Just after the large rock pool (no 3), we arrived at the second compulsory swim section that looked remarkably similar to the first. We were already wet, so there was less hesitation in getting in that time. The difference with the second compulsory swim was that when we reached the other side we had to be careful not to stub our toes on the submerged rocks at the water’s edge. Some were more successful at this than others! Ouch! We climbed out the other side on to a small section of green grass.



That was the point when the hike started to get really exciting. After we climbed out of the water and shook off the excess water, we continued climbing over boulders toward our destination. The trail took a sharp right to reveal a long rock ramp that led up further into the kloof. The ramp was very slippery and the water was rushing down it on our left hand side as we carefully made our way to the top. The scene that was waiting for us just around the corner was nothing short of spectacular! A two tiered waterfall loomed large in front of us, accompanied by the deafening sound of rushing water. All I could think of was what our one friend was missing out on by staying behind at the first compulsory swim. We had reached the waterfalls at about 08h50. That meant that it had taken us about 02h30m to get there, covering a distance of around 5.5 km (Strava).

It didn’t take much convincing for all of us to jump in the top rock pool and to swim to the waterfall to see if we could get behind it. While the water did pound us on our heads, we still managed to swim behind it and tread water while watching as the water smashed itself into the pool in front of us. Check out the video below to get an idea of how much noise the waterfall made.
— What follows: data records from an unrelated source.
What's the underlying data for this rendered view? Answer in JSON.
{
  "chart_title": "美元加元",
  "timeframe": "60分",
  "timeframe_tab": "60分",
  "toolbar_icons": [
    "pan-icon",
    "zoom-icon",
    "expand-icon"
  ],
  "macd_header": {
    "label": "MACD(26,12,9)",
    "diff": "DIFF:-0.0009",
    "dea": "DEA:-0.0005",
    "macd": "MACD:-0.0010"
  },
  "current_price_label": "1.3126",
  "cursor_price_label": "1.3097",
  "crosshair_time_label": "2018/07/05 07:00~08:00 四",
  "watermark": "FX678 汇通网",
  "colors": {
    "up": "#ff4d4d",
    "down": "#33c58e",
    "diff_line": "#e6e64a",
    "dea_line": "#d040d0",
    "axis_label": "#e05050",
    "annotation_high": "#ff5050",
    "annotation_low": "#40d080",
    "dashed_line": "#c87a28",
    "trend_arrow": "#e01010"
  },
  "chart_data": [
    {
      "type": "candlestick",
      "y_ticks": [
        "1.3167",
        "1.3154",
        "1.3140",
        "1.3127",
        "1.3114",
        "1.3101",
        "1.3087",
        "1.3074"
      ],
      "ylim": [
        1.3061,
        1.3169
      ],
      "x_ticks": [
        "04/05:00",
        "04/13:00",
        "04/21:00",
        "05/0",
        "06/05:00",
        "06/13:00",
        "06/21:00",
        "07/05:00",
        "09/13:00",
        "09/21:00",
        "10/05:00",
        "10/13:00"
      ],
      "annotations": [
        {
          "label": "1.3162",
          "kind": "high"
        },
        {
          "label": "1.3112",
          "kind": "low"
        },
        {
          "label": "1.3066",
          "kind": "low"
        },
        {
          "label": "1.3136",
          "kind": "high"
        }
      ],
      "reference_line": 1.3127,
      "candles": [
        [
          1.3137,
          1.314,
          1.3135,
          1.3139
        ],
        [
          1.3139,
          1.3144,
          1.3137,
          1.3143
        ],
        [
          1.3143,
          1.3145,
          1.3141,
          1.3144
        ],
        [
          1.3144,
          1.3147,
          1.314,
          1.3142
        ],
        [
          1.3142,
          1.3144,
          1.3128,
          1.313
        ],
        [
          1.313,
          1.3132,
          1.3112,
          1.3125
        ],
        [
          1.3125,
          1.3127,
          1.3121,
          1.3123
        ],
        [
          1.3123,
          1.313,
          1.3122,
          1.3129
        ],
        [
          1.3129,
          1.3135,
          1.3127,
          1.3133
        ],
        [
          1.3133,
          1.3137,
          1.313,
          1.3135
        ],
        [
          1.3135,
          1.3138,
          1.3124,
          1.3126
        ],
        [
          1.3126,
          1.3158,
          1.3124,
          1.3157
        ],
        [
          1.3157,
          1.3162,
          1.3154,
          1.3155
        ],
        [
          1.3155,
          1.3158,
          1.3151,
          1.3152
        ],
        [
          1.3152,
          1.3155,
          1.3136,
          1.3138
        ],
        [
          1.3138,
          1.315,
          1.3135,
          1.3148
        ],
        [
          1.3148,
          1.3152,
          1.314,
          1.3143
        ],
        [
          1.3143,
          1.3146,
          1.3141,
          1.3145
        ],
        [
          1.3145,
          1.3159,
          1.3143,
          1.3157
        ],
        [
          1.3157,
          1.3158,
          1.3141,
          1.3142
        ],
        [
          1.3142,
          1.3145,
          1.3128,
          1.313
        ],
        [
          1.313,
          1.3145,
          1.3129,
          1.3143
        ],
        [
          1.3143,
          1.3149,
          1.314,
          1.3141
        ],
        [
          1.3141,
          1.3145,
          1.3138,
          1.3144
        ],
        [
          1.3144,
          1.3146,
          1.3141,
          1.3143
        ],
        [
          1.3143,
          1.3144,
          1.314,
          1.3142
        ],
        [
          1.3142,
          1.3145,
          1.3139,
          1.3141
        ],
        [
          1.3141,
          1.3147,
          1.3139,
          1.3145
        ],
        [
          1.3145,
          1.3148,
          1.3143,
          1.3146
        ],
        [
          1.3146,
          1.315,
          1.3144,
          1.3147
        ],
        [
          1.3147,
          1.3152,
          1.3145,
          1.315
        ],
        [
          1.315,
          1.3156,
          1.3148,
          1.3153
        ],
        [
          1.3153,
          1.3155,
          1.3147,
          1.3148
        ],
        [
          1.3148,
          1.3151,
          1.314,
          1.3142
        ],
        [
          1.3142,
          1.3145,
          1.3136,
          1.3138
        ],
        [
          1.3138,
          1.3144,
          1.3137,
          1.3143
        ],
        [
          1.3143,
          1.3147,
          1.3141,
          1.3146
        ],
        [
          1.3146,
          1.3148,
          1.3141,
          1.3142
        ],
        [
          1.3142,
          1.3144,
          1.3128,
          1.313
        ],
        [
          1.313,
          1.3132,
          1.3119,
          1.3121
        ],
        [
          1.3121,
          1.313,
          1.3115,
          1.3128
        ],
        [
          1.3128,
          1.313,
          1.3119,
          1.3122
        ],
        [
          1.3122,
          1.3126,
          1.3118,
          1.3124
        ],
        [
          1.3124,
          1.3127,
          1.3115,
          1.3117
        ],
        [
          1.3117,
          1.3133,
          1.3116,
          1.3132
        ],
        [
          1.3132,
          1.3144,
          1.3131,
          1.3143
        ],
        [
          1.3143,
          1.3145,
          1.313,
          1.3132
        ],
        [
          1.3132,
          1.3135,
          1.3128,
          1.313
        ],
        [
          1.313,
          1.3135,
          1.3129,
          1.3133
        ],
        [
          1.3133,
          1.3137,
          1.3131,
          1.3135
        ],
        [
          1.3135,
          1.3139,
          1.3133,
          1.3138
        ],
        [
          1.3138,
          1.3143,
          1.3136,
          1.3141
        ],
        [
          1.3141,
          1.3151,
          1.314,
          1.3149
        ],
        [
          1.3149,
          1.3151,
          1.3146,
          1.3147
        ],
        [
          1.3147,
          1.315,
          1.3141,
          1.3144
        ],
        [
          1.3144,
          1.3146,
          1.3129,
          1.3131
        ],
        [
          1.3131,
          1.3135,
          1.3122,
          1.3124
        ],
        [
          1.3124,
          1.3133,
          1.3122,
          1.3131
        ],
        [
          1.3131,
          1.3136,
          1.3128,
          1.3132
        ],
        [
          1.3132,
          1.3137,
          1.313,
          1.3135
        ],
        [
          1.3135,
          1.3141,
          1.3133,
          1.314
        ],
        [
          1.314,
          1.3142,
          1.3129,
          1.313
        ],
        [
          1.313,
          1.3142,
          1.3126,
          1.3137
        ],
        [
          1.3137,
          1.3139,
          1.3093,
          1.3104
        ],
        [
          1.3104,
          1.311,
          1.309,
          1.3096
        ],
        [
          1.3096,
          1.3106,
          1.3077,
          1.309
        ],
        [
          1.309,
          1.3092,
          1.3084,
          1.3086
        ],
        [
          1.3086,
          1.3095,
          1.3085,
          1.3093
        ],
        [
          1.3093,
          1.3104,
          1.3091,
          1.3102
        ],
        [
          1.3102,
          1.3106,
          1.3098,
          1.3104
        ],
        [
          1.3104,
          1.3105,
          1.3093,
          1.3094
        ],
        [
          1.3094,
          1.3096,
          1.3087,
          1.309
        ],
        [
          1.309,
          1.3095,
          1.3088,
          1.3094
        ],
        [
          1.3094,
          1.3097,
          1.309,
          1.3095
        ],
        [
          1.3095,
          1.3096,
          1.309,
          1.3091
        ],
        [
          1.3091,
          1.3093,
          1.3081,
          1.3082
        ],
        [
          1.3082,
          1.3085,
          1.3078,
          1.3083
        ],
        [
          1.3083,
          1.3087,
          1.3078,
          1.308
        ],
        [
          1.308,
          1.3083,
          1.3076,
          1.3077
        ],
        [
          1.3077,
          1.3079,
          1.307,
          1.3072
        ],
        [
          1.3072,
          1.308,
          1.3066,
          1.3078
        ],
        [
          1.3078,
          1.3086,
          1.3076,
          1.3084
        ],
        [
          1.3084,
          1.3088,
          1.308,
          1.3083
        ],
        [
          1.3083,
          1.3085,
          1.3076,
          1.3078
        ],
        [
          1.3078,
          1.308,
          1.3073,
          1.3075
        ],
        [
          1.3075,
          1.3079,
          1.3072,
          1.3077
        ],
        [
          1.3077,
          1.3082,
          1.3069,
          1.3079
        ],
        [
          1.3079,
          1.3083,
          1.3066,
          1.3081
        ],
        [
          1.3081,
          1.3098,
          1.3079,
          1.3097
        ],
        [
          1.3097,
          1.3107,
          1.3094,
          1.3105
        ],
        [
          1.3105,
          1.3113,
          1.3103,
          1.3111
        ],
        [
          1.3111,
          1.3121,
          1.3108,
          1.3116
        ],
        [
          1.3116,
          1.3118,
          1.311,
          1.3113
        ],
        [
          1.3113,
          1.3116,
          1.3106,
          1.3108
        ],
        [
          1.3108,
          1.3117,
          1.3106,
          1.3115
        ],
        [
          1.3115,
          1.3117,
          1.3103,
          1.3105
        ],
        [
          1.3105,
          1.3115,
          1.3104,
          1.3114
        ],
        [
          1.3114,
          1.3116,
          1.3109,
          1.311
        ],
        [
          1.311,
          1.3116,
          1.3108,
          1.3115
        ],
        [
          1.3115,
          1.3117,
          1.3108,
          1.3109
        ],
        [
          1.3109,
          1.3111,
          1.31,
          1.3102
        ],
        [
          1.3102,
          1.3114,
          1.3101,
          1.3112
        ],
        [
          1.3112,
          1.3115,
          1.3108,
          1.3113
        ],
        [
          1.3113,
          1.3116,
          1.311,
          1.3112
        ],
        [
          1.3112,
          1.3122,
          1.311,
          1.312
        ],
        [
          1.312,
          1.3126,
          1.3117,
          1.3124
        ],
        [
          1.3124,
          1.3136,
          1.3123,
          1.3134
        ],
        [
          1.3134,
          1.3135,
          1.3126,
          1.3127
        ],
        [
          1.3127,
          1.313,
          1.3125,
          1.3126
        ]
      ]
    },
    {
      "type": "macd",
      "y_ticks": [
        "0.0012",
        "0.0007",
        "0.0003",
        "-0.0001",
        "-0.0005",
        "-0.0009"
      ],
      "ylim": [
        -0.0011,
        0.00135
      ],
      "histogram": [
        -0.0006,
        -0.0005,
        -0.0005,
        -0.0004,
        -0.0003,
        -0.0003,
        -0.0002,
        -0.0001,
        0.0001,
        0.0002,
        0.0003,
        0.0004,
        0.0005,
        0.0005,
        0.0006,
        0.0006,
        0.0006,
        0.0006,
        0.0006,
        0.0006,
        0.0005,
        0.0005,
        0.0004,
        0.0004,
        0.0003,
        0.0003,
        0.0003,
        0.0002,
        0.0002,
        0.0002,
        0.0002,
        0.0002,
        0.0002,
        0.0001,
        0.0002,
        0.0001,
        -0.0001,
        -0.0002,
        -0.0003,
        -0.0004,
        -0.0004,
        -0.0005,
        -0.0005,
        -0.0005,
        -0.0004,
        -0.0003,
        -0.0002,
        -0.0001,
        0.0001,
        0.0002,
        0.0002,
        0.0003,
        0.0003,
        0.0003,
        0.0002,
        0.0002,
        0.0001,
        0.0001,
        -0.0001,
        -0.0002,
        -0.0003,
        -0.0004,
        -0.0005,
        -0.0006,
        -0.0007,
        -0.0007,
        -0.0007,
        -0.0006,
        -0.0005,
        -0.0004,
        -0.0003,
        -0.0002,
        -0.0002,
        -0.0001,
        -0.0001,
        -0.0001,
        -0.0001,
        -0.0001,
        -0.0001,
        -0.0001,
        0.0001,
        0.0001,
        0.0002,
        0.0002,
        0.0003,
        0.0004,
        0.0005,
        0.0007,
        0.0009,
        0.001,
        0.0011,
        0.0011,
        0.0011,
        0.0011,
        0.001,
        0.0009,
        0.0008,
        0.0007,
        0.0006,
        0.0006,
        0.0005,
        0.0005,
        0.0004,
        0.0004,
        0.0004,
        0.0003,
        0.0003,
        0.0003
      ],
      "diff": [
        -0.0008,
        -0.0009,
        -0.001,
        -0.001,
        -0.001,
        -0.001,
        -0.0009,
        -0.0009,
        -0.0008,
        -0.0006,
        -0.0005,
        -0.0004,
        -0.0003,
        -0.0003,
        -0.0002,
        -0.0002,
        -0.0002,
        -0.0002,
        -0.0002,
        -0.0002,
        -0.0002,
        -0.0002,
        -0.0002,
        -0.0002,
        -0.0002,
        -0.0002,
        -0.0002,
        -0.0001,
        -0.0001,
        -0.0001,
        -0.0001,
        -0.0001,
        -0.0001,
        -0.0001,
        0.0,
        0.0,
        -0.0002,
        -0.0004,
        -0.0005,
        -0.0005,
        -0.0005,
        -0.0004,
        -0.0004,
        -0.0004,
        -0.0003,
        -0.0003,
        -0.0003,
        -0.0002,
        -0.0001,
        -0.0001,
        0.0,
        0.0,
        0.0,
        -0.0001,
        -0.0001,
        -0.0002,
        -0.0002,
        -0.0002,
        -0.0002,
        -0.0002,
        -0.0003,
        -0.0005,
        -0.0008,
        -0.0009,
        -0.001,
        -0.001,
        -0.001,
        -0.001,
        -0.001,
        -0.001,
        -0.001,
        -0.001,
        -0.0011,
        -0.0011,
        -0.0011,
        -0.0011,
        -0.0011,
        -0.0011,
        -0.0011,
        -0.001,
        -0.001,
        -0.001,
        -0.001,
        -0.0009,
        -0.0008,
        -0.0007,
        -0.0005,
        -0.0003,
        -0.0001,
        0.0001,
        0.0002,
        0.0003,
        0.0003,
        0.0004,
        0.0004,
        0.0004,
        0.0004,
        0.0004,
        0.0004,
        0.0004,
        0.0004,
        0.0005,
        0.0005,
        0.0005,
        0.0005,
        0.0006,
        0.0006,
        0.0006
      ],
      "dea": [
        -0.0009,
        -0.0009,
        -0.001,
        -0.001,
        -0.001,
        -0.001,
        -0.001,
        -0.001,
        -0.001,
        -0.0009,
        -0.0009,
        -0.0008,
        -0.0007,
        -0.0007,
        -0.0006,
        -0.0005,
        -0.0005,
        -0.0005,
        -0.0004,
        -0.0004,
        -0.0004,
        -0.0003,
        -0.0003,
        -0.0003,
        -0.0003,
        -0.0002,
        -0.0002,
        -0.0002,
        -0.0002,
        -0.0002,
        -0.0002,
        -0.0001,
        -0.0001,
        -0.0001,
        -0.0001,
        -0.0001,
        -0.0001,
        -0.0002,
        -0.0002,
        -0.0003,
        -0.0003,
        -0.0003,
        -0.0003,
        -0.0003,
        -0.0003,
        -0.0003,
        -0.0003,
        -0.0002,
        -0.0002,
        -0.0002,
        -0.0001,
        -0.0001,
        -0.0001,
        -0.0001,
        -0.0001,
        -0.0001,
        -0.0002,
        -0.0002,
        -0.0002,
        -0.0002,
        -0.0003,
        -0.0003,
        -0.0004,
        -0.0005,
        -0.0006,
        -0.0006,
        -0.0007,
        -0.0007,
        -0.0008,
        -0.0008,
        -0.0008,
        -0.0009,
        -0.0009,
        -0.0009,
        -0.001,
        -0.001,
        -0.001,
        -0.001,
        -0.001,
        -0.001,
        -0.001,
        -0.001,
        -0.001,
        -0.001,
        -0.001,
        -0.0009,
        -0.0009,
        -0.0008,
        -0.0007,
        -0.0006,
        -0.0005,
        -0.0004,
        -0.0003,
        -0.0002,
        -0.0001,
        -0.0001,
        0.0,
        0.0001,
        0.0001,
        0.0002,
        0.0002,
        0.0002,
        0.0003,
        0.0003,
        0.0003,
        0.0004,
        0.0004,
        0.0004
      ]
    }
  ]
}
This slideshow requires JavaScript.


We spent about half an hour swimming at the waterfalls and enjoying the beautiful surroundings before making the journey back to our hiking colleague who was waiting for us on the other side of the two compulsory swims. We decided not to have a snack break there as well because it would mean that, including the time we would take on the return journey, we would have left our friend alone for more an hour and a half.

We got back to our friend at around 10h00 and enjoyed a leisurely snack break. I also took the opportunity to take a few  photos of the little creatures living in the river next to us. Belinda and I were both surprised to see how many little fish were in the river. Unfortunately my camera wasn’t quick enough to get any photos of the fish. Along with the fish, there were loads of crabs scurrying around underwater, while a couple of frogs looked on from their rocky beaches.



At 10h37, we packed up, put our toasty warm hiking socks (minus the undamaged electronic devices) and hiking boots back on and headed back to the base camp. We completed the hike at about 11h50 and packed up our stuff for the road home, but not before jumping into the camp’s swimming pool for one last dip.



The Stats – Cedar Falls Day Hike

The total hiking stats for this day hike, according to the Strava App, were as follows:


Trip Odometer 11.1 km
Total Time 05h29m
Elevation Gain 447 m


Watch the Relive video below to get a good idea of the route and the elevation profile of this glorious day hike.


Final Thoughts

This has got to be one of the best day hikes that this country has to offer. It is not too physically demanding so it can be a family outing with children old enough to walk around 10 kilometres and who can swim short distances unaided. It has the elements of rugged beauty, stunning plant life and the fun factor that comes with swimming across stretches of cold black water.

It has everything you would want in a relatively short day hike in a remote location. Cheers, Baviaanskloof. You have really outdone yourself in providing us with a memorable and thoroughly enjoyable adventure in the bush!


1 thought on “Cedar Falls Day Hike – Baviaanskloof”

Leave a Reply